And John Velazquez, hey, he was involved in his own Derby weirdness in 2011. He was supposed to ride the favorite Uncle Mo, who got sick. Then jockey Robby Albarado had his schnoz broken in a post parade incident on Wednesday, giving the owners of Animal Kingdom pause. They opted for Johnny V, upset the roses and the rest was unexpected history. In a way, Johnny V won the Kentucky Derby on Animal Kingdom with an assist from Smok’em Al, a $10K maiden claimer who threw the haymaker that took down Albarado. Smoke’em Al was scratched, incidentally, and didn’t make his debut until the following January. Albarado still hasn’t won a Derby. 

How soon we forget the zaniness of a 2009 Kentucky Derby winner being hauled on the back of a pick-up truck from New Mexico, driven by a guy who only met the eventual Derby winner’s owner because he got cold-cocked in a bar room brawl. Yes, there will never be another Mine That Bird, or Chip Woolley for that matter. 

We thought we saw it all in 2008, when the ill-fated filly Eight Belles left us all sickened. Then we endured weeks talking Winstrol, and eventually watched Rick Dutrow sweat through his blue shirt at Belmont as an odds-on Triple Crown prospect Big Brown was pulled up in distress (or not distress, depending on your tolerance for conspiracy theories). And who’s to say that Big Brown’s tender tootsie was any more shocking than the safety pin that supposedly derailed Spectacular Bid in 1979? And it certainly didn’t invoke the same sort of sympathetic emotions we saw with Chris Antley dismounted and steadying the leg of Triple Crown hopeful Charismatic at the wire of the 1999 Belmont. 

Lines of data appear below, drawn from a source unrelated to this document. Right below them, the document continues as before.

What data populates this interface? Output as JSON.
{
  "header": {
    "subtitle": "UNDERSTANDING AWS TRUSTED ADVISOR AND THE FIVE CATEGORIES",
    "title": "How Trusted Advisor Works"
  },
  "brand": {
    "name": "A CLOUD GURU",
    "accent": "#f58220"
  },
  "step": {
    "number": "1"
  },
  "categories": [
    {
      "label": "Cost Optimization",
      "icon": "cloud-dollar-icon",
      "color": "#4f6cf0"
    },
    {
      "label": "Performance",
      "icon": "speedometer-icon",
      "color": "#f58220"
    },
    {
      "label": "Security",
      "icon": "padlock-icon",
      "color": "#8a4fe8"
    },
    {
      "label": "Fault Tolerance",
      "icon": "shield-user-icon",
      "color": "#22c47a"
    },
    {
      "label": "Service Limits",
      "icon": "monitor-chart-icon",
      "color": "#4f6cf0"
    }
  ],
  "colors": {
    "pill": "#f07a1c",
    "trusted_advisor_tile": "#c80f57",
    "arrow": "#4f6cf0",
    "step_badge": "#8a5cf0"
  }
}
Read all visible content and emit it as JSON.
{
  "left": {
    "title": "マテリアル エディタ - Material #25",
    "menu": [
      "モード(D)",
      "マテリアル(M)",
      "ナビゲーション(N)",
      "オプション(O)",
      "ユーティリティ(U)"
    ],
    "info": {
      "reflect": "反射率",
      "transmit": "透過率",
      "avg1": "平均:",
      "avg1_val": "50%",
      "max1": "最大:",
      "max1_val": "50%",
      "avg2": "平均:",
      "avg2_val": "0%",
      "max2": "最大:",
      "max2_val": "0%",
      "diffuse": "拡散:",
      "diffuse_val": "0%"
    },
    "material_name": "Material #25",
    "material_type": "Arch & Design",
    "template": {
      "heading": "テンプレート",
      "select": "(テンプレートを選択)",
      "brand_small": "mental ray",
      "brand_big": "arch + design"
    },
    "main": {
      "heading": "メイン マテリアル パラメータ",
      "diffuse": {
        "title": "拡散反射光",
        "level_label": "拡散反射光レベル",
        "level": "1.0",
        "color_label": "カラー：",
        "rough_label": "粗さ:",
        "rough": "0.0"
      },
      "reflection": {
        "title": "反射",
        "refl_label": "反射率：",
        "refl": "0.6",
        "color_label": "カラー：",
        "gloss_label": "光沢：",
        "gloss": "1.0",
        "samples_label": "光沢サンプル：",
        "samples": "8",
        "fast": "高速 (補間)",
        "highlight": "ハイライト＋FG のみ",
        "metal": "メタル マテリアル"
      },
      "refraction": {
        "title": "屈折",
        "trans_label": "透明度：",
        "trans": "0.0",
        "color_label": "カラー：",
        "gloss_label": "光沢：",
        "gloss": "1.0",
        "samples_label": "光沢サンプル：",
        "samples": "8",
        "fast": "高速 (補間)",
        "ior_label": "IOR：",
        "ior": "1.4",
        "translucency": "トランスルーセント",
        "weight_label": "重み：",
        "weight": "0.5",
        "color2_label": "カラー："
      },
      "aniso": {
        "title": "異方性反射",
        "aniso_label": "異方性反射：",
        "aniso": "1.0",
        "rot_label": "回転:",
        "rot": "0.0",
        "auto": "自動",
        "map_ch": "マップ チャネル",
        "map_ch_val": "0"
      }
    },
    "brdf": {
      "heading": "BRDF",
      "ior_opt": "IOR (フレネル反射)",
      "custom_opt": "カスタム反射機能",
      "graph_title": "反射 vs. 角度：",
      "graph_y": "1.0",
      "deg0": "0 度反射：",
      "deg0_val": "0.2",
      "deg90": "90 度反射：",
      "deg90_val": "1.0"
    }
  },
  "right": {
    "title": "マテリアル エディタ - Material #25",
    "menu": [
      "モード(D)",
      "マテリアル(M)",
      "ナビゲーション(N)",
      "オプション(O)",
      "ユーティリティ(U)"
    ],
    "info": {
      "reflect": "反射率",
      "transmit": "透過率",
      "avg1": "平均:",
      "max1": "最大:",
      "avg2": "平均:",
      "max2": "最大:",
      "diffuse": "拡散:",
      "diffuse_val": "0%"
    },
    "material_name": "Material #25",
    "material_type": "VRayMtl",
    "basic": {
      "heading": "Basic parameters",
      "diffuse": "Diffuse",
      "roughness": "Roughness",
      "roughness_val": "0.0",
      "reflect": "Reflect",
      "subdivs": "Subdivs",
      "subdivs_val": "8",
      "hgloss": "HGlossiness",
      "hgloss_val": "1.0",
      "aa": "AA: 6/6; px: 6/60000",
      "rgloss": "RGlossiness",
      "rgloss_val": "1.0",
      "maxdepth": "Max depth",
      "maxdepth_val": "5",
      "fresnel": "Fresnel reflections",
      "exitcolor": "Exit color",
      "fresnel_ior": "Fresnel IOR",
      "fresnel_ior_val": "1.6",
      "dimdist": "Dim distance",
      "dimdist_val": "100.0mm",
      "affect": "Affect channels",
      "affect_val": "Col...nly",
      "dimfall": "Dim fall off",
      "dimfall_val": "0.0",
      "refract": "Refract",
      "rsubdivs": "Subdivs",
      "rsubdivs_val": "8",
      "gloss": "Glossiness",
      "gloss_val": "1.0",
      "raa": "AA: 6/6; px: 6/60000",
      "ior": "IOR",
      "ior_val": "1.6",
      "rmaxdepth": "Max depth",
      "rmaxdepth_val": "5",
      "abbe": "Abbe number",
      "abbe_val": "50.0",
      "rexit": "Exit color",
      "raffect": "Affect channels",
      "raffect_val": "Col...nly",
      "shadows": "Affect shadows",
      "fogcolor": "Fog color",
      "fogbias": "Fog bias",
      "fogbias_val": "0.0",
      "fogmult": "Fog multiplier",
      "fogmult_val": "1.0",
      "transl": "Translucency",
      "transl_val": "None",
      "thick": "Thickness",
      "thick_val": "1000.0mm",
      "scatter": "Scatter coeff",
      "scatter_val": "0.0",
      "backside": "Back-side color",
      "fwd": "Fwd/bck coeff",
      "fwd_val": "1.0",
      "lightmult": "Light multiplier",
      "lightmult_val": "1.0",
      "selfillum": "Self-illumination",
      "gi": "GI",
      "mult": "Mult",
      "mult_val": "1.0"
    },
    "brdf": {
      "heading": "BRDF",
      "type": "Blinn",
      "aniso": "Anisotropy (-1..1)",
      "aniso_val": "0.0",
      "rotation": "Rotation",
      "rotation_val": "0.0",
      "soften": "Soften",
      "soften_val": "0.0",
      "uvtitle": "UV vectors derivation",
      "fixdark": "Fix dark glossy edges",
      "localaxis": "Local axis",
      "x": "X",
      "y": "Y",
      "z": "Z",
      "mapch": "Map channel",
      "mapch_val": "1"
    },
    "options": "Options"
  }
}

Big Brown was just the next shocker in a series at Belmont. That seemed outrageous for ‘08, topping the 2004 outrage shown to Jerry Bailey and Alex Solis for their defensive tackling of Smarty Jones on the backstretch of his race toward history at Belmont. Every school teacher and horseplayer in America thought that was the one. That time, we had folks at which to place blame. The regal Marylou Whitney even apologized for winning with Birdstone upon receiving the trophy, crashing the Smarty Party. 

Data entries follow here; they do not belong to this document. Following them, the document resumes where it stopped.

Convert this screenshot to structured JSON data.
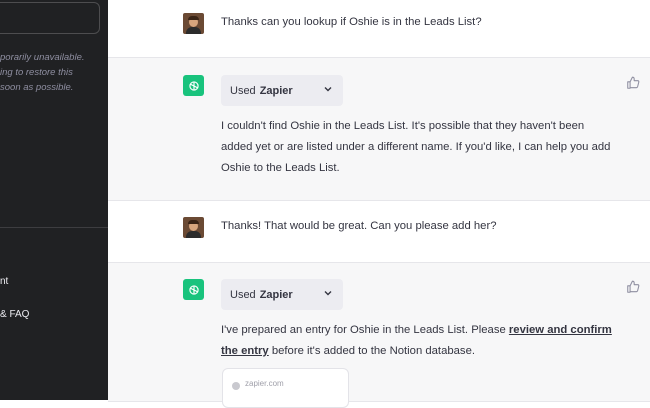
{
  "sidebar": {
    "notice_lines": [
      "porarily unavailable.",
      "ing to restore this",
      "soon as possible."
    ],
    "items": [
      {
        "label": "nt"
      },
      {
        "label": "& FAQ"
      }
    ]
  },
  "conversation": {
    "user_message_1": "Thanks can you lookup if Oshie is in the Leads List?",
    "bot_message_1": {
      "plugin_prefix": "Used",
      "plugin_name": "Zapier",
      "text": "I couldn't find Oshie in the Leads List. It's possible that they haven't been added yet or are listed under a different name. If you'd like, I can help you add Oshie to the Leads List."
    },
    "user_message_2": "Thanks! That would be great. Can you please add her?",
    "bot_message_2": {
      "plugin_prefix": "Used",
      "plugin_name": "Zapier",
      "text_before": "I've prepared an entry for Oshie in the Leads List. Please ",
      "link_text": "review and confirm the entry",
      "text_after": " before it's added to the Notion database."
    },
    "link_card": {
      "domain": "zapier.com"
    }
  },
  "colors": {
    "sidebar_bg": "#202123",
    "bot_row_bg": "#f7f7f8",
    "bot_avatar": "#19c37d",
    "chip_bg": "#ececf1"
  }
}
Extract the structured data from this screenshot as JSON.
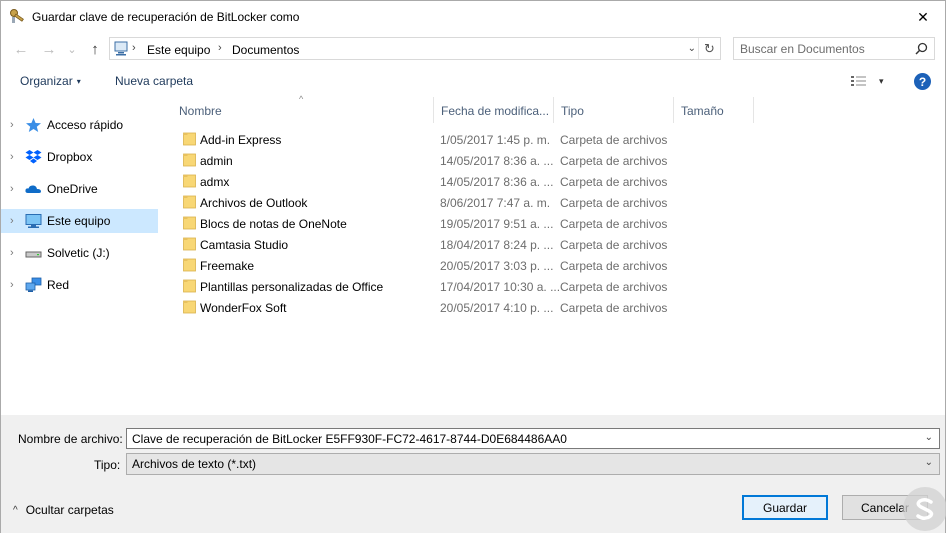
{
  "window": {
    "title": "Guardar clave de recuperación de BitLocker como",
    "close_glyph": "✕"
  },
  "nav": {
    "back_glyph": "←",
    "forward_glyph": "→",
    "recent_glyph": "⌄",
    "up_glyph": "↑"
  },
  "address": {
    "sep": "›",
    "crumbs": [
      "Este equipo",
      "Documentos"
    ],
    "dropdown_glyph": "⌄",
    "refresh_glyph": "↻"
  },
  "search": {
    "placeholder": "Buscar en Documentos"
  },
  "toolbar": {
    "organize_label": "Organizar",
    "new_folder_label": "Nueva carpeta",
    "caret": "▾",
    "help_glyph": "?"
  },
  "sidebar": {
    "chevron": "›",
    "items": [
      {
        "label": "Acceso rápido",
        "icon": "star-icon",
        "selected": false
      },
      {
        "label": "Dropbox",
        "icon": "dropbox-icon",
        "selected": false
      },
      {
        "label": "OneDrive",
        "icon": "cloud-icon",
        "selected": false
      },
      {
        "label": "Este equipo",
        "icon": "computer-icon",
        "selected": true
      },
      {
        "label": "Solvetic (J:)",
        "icon": "drive-icon",
        "selected": false
      },
      {
        "label": "Red",
        "icon": "network-icon",
        "selected": false
      }
    ]
  },
  "columns": {
    "name": "Nombre",
    "date": "Fecha de modifica...",
    "type": "Tipo",
    "size": "Tamaño",
    "sort_glyph": "^"
  },
  "files": [
    {
      "name": "Add-in Express",
      "date": "1/05/2017 1:45 p. m.",
      "type": "Carpeta de archivos"
    },
    {
      "name": "admin",
      "date": "14/05/2017 8:36 a. ...",
      "type": "Carpeta de archivos"
    },
    {
      "name": "admx",
      "date": "14/05/2017 8:36 a. ...",
      "type": "Carpeta de archivos"
    },
    {
      "name": "Archivos de Outlook",
      "date": "8/06/2017 7:47 a. m.",
      "type": "Carpeta de archivos"
    },
    {
      "name": "Blocs de notas de OneNote",
      "date": "19/05/2017 9:51 a. ...",
      "type": "Carpeta de archivos"
    },
    {
      "name": "Camtasia Studio",
      "date": "18/04/2017 8:24 p. ...",
      "type": "Carpeta de archivos"
    },
    {
      "name": "Freemake",
      "date": "20/05/2017 3:03 p. ...",
      "type": "Carpeta de archivos"
    },
    {
      "name": "Plantillas personalizadas de Office",
      "date": "17/04/2017 10:30 a. ...",
      "type": "Carpeta de archivos"
    },
    {
      "name": "WonderFox Soft",
      "date": "20/05/2017 4:10 p. ...",
      "type": "Carpeta de archivos"
    }
  ],
  "form": {
    "filename_label": "Nombre de archivo:",
    "filename_value": "Clave de recuperación de BitLocker E5FF930F-FC72-4617-8744-D0E684486AA0",
    "type_label": "Tipo:",
    "type_value": "Archivos de texto (*.txt)",
    "dropdown_glyph": "⌄",
    "hide_folders_label": "Ocultar carpetas",
    "hide_glyph": "^",
    "save_label": "Guardar",
    "cancel_label": "Cancelar"
  },
  "colors": {
    "selection": "#cce8ff",
    "folder": "#f8d775",
    "accent": "#0078d7",
    "help": "#1c61b8"
  }
}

What about War Emblem, who was purchased April 12, 2002 and won the Kentucky Derby 22 days later for Bob Baffert? That seemed historically odd at the time, and if nothing else made many claim that the future of the Derby would never be the same. Big oil money would just buy a Derby winner from here out, they claimed. Funny Cide came along a year later and smashed that complaint to smithereens as a bunch of high school buddies and their pastor rode in a yellow school bus from western New York and damn near won the Triple Crown with a gelding of all things. Odd times, indeed. 

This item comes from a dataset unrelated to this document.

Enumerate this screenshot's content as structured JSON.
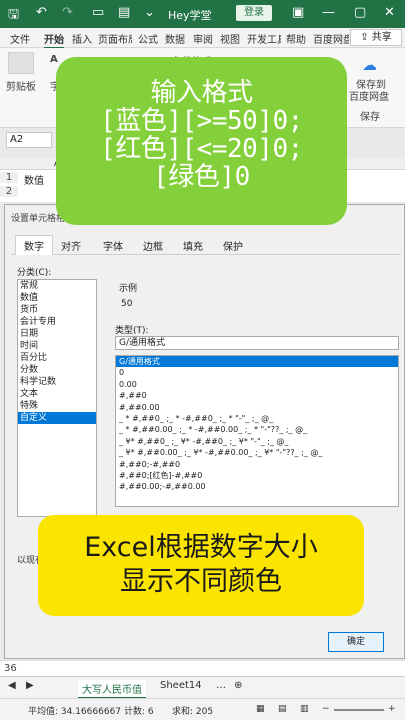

Then there was the heartbreak of Barbaro in 2006 that we would never forget; but the game recovered nonetheless from what many said it wouldn’t. Less tragic, but nearly as disappointing, was the career-ending injury to I’ll Have Another just 24 hours before his potentially historic run at a Triple Crown at the 2012 Belmont. We’ve had so many oddities and downers that we almost forget about what was “thissss” close. A couple years later, we’d have California Chrome’s Steve Coburn give Kenny Rice an intoxicated interview that would burn in our mind’s eye and give the general public mistaken reason to think the premise of the Triple Crown itself was unfair. Even racing folk like Randy Moss on TV questioned if it was finally time to tweak the dates. Almost on cue, American Pharoah came along 365 days later to dismiss Coburn’s finger-wagging theories and remind everyone that we’re not nearly as smart (or surprised) as we think we are when it comes to horse racing. 

Yeah, 2019 has been weird. But all you have to do is think back even a little bit and you’ll rediscover that weird is what makes this thing go ‘round.